### What is expected
As the answer, give every line of the records that includes the word "Indices".

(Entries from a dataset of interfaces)
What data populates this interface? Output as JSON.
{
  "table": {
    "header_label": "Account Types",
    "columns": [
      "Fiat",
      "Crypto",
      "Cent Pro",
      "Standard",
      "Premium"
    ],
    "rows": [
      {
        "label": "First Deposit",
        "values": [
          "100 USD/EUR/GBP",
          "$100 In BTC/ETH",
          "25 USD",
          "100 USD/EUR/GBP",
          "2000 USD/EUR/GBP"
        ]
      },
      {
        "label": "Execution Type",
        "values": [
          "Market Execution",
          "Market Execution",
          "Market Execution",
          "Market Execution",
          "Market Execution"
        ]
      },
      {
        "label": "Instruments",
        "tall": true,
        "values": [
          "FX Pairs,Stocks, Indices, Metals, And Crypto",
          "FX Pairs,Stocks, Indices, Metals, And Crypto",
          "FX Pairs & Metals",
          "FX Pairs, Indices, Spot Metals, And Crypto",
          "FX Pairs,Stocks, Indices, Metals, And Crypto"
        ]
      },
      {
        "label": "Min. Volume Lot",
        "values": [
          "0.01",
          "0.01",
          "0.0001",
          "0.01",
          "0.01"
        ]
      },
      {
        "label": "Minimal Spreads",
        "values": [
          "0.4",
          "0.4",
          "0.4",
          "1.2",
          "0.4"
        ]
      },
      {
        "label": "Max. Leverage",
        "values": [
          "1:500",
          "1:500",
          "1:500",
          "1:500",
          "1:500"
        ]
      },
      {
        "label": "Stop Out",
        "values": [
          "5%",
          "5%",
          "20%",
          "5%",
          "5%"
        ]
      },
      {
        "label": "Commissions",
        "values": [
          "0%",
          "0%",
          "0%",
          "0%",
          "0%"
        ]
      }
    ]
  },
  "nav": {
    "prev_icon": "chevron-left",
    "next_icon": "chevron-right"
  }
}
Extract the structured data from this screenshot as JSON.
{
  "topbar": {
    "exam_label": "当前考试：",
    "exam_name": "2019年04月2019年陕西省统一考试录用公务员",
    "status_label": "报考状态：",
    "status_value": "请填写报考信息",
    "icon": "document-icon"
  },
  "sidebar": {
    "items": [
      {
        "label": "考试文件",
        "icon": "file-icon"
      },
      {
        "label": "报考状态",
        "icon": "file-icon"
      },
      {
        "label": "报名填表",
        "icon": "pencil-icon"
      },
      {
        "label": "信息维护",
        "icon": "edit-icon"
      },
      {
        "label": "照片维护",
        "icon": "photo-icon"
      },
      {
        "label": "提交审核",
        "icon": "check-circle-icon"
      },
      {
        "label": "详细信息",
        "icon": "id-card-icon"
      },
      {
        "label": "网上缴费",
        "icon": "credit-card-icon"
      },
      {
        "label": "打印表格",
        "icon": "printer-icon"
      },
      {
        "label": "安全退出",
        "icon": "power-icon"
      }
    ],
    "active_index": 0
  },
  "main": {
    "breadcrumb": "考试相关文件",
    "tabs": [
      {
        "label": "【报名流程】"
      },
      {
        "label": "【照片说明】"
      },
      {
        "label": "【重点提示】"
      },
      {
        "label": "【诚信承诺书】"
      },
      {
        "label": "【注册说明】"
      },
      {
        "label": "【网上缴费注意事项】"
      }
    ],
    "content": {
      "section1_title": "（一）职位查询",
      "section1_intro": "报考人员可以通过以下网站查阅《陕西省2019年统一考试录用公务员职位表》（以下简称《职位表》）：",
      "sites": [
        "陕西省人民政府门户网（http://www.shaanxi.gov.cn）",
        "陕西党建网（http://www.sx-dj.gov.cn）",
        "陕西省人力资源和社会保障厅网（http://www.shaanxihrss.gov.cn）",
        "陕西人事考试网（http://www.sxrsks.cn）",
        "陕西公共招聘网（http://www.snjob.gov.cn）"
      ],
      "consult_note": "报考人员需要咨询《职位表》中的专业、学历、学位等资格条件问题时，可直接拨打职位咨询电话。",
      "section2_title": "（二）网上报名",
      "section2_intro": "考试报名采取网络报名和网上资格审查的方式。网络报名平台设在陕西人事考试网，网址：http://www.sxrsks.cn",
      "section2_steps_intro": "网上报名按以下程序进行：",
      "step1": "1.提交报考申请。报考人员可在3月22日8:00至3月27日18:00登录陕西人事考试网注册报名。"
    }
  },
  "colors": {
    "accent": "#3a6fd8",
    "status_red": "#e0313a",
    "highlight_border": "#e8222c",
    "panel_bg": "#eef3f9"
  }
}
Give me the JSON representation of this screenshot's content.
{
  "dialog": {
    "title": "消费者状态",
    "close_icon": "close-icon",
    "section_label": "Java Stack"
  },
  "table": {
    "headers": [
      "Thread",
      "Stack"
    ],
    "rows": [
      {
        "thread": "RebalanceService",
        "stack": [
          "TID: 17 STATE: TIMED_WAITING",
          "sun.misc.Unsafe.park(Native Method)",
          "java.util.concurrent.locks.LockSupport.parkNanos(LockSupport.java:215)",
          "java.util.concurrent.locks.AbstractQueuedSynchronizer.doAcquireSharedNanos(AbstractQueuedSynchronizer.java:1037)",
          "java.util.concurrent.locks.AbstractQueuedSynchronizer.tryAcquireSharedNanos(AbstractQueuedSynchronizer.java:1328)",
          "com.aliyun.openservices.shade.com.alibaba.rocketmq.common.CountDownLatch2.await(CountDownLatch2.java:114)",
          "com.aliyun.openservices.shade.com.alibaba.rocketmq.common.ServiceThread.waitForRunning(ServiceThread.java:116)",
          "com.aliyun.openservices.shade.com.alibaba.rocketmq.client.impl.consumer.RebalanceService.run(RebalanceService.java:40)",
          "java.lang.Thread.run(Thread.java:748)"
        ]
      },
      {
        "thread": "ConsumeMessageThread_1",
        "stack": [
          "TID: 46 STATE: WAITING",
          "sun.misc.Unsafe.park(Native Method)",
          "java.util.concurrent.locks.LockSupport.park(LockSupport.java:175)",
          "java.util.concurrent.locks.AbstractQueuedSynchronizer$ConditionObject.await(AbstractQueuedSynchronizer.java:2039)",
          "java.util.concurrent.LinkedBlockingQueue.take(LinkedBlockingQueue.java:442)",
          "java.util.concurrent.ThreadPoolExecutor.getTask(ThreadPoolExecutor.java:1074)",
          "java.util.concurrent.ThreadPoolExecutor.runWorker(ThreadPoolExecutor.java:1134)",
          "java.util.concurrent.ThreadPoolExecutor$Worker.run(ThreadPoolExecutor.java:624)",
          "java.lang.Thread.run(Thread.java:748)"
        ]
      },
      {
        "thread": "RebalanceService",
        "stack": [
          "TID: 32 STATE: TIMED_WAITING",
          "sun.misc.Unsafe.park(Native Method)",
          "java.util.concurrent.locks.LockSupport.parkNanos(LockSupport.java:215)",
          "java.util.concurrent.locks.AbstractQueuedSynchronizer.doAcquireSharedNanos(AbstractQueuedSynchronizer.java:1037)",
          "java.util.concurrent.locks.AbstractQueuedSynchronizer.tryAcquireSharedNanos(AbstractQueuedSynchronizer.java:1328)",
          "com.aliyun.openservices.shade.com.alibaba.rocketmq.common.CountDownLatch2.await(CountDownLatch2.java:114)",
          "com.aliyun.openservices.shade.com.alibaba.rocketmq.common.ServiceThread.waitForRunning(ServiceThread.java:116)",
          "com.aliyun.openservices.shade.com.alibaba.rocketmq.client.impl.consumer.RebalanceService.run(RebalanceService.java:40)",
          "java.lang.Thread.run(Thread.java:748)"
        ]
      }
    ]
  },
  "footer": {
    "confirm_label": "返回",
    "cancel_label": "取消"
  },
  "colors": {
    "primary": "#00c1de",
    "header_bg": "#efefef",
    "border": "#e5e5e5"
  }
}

### Task response
          "FX Pairs,Stocks, Indices, Metals, And Crypto",
          "FX Pairs,Stocks, Indices, Metals, And Crypto",
          "FX Pairs, Indices, Spot Metals, And Crypto",
          "FX Pairs,Stocks, Indices, Metals, And Crypto"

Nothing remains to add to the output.